Collected data entries:
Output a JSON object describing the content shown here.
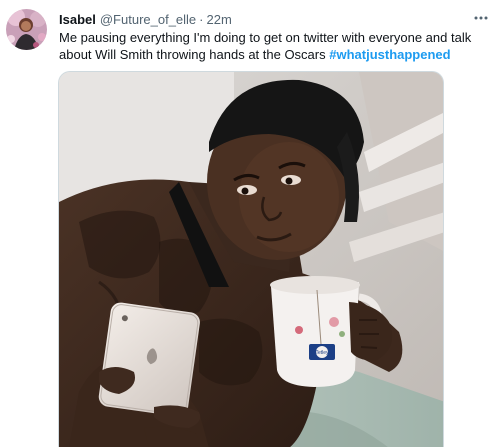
{
  "tweet": {
    "author": {
      "display_name": "Isabel",
      "handle": "@Future_of_elle",
      "separator": "·",
      "time": "22m"
    },
    "text_plain": "Me pausing everything I'm doing to get on twitter with everyone and talk about Will Smith throwing hands at the Oscars ",
    "hashtag": "#whatjusthappened",
    "more_icon": "more-horizontal-icon",
    "media": {
      "mug_brand": "Tetley"
    }
  }
}
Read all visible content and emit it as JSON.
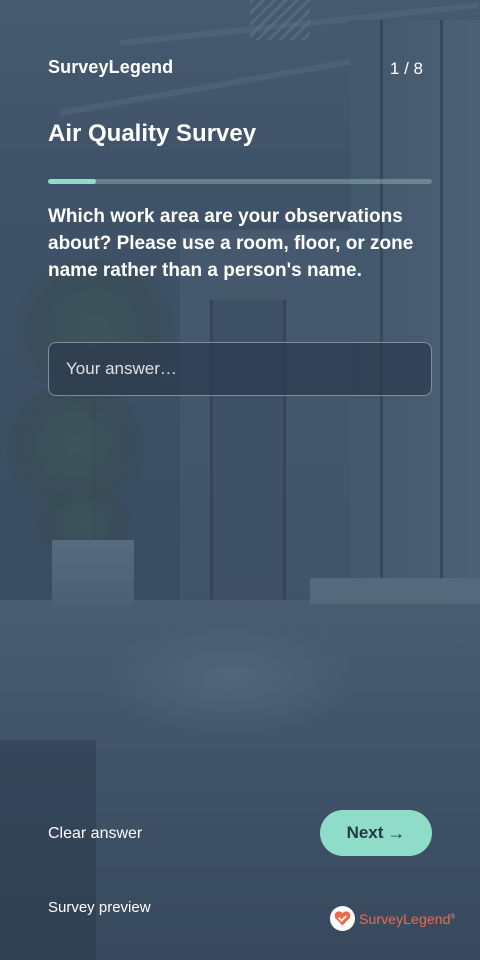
{
  "header": {
    "brand": "SurveyLegend",
    "progress_text": "1 / 8",
    "progress_fraction": 0.125
  },
  "survey": {
    "title": "Air Quality Survey",
    "question": "Which work area are your observations about? Please use a room, floor, or zone name rather than a person's name.",
    "answer": {
      "value": "",
      "placeholder": "Your answer…"
    }
  },
  "actions": {
    "clear_label": "Clear answer",
    "next_label": "Next",
    "next_icon": "arrow-right-icon"
  },
  "footer": {
    "preview_label": "Survey preview",
    "logo_text": "SurveyLegend",
    "logo_mark": "®",
    "logo_icon": "heart-check-icon"
  },
  "colors": {
    "accent": "#8fdcc8",
    "brand_logo": "#ef6a4c",
    "background_tint": "#3e5266"
  }
}
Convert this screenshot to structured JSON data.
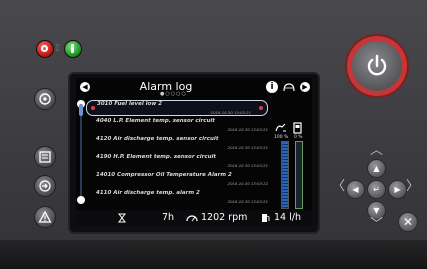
{
  "screen": {
    "title": "Alarm log",
    "page_dots": "●○○○○",
    "info_glyph": "i",
    "alarms": [
      {
        "text": "3010 Fuel level low 2",
        "timestamp": "2018-10-30 13:03:21",
        "selected": true
      },
      {
        "text": "4040 L.P. Element temp. sensor circuit",
        "timestamp": "2018-10-30 13:03:21",
        "selected": false
      },
      {
        "text": "4120 Air discharge temp. sensor circuit",
        "timestamp": "2018-10-30 13:03:21",
        "selected": false
      },
      {
        "text": "4190 H.P. Element temp. sensor circuit",
        "timestamp": "2018-10-30 13:03:21",
        "selected": false
      },
      {
        "text": "14010 Compressor Oil Temperature Alarm 2",
        "timestamp": "2018-10-30 13:03:22",
        "selected": false
      },
      {
        "text": "4110 Air discharge temp. alarm 2",
        "timestamp": "2018-10-30 13:03:21",
        "selected": false
      }
    ],
    "gauges": {
      "label_left": "100 %",
      "label_right": "0 %",
      "fuel_level_fraction": 1.0,
      "def_level_fraction": 0.0
    },
    "status": {
      "hours": "7h",
      "rpm": "1202 rpm",
      "fuel_rate": "14 l/h"
    }
  },
  "colors": {
    "power_ring": "#c73636",
    "selection_dot": "#e23b3b",
    "gauge_fill": "#2a64b8"
  },
  "icons": {
    "lamp_red": "stop-icon",
    "lamp_green": "run-icon",
    "side_1": "engine-icon",
    "side_2": "alarm-list-icon",
    "side_3": "login-icon",
    "side_4": "warning-icon",
    "power": "power-icon"
  }
}
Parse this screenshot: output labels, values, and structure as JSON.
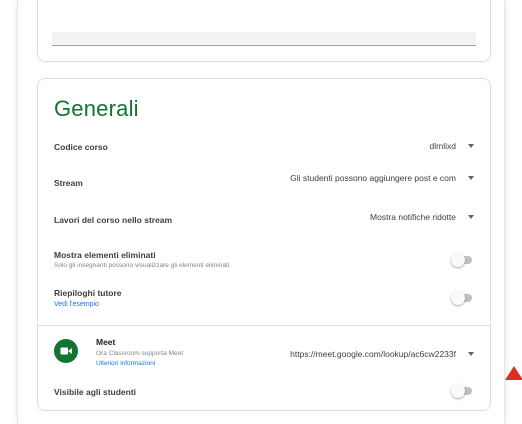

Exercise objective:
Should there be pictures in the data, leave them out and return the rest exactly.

Answer to this exercise:
Output a JSON object describing the content shown here.
{
  "tweet": {
    "author": {
      "display_name": "Isabel",
      "handle": "@Future_of_elle",
      "separator": "·",
      "time": "22m"
    },
    "text_plain": "Me pausing everything I'm doing to get on twitter with everyone and talk about Will Smith throwing hands at the Oscars ",
    "hashtag": "#whatjusthappened",
    "more_icon": "more-horizontal-icon",
    "media": {
      "mug_brand": "Tetley"
    }
  }
}
Read all visible content and emit it as JSON.
{
  "header": {
    "brand": "SurveyLegend",
    "progress_text": "1 / 8",
    "progress_fraction": 0.125
  },
  "survey": {
    "title": "Air Quality Survey",
    "question": "Which work area are your observations about? Please use a room, floor, or zone name rather than a person's name.",
    "answer": {
      "value": "",
      "placeholder": "Your answer…"
    }
  },
  "actions": {
    "clear_label": "Clear answer",
    "next_label": "Next",
    "next_icon": "arrow-right-icon"
  },
  "footer": {
    "preview_label": "Survey preview",
    "logo_text": "SurveyLegend",
    "logo_mark": "®",
    "logo_icon": "heart-check-icon"
  },
  "colors": {
    "accent": "#8fdcc8",
    "brand_logo": "#ef6a4c",
    "background_tint": "#3e5266"
  }
}
Convert this screenshot to structured JSON data.
{
  "screen": {
    "title": "Alarm log",
    "page_dots": "●○○○○",
    "info_glyph": "i",
    "alarms": [
      {
        "text": "3010 Fuel level low 2",
        "timestamp": "2018-10-30 13:03:21",
        "selected": true
      },
      {
        "text": "4040 L.P. Element temp. sensor circuit",
        "timestamp": "2018-10-30 13:03:21",
        "selected": false
      },
      {
        "text": "4120 Air discharge temp. sensor circuit",
        "timestamp": "2018-10-30 13:03:21",
        "selected": false
      },
      {
        "text": "4190 H.P. Element temp. sensor circuit",
        "timestamp": "2018-10-30 13:03:21",
        "selected": false
      },
      {
        "text": "14010 Compressor Oil Temperature Alarm 2",
        "timestamp": "2018-10-30 13:03:22",
        "selected": false
      },
      {
        "text": "4110 Air discharge temp. alarm 2",
        "timestamp": "2018-10-30 13:03:21",
        "selected": false
      }
    ],
    "gauges": {
      "label_left": "100 %",
      "label_right": "0 %",
      "fuel_level_fraction": 1.0,
      "def_level_fraction": 0.0
    },
    "status": {
      "hours": "7h",
      "rpm": "1202 rpm",
      "fuel_rate": "14 l/h"
    }
  },
  "colors": {
    "power_ring": "#c73636",
    "selection_dot": "#e23b3b",
    "gauge_fill": "#2a64b8"
  },
  "icons": {
    "lamp_red": "stop-icon",
    "lamp_green": "run-icon",
    "side_1": "engine-icon",
    "side_2": "alarm-list-icon",
    "side_3": "login-icon",
    "side_4": "warning-icon",
    "power": "power-icon"
  }
}
Parse this screenshot: output labels, values, and structure as JSON.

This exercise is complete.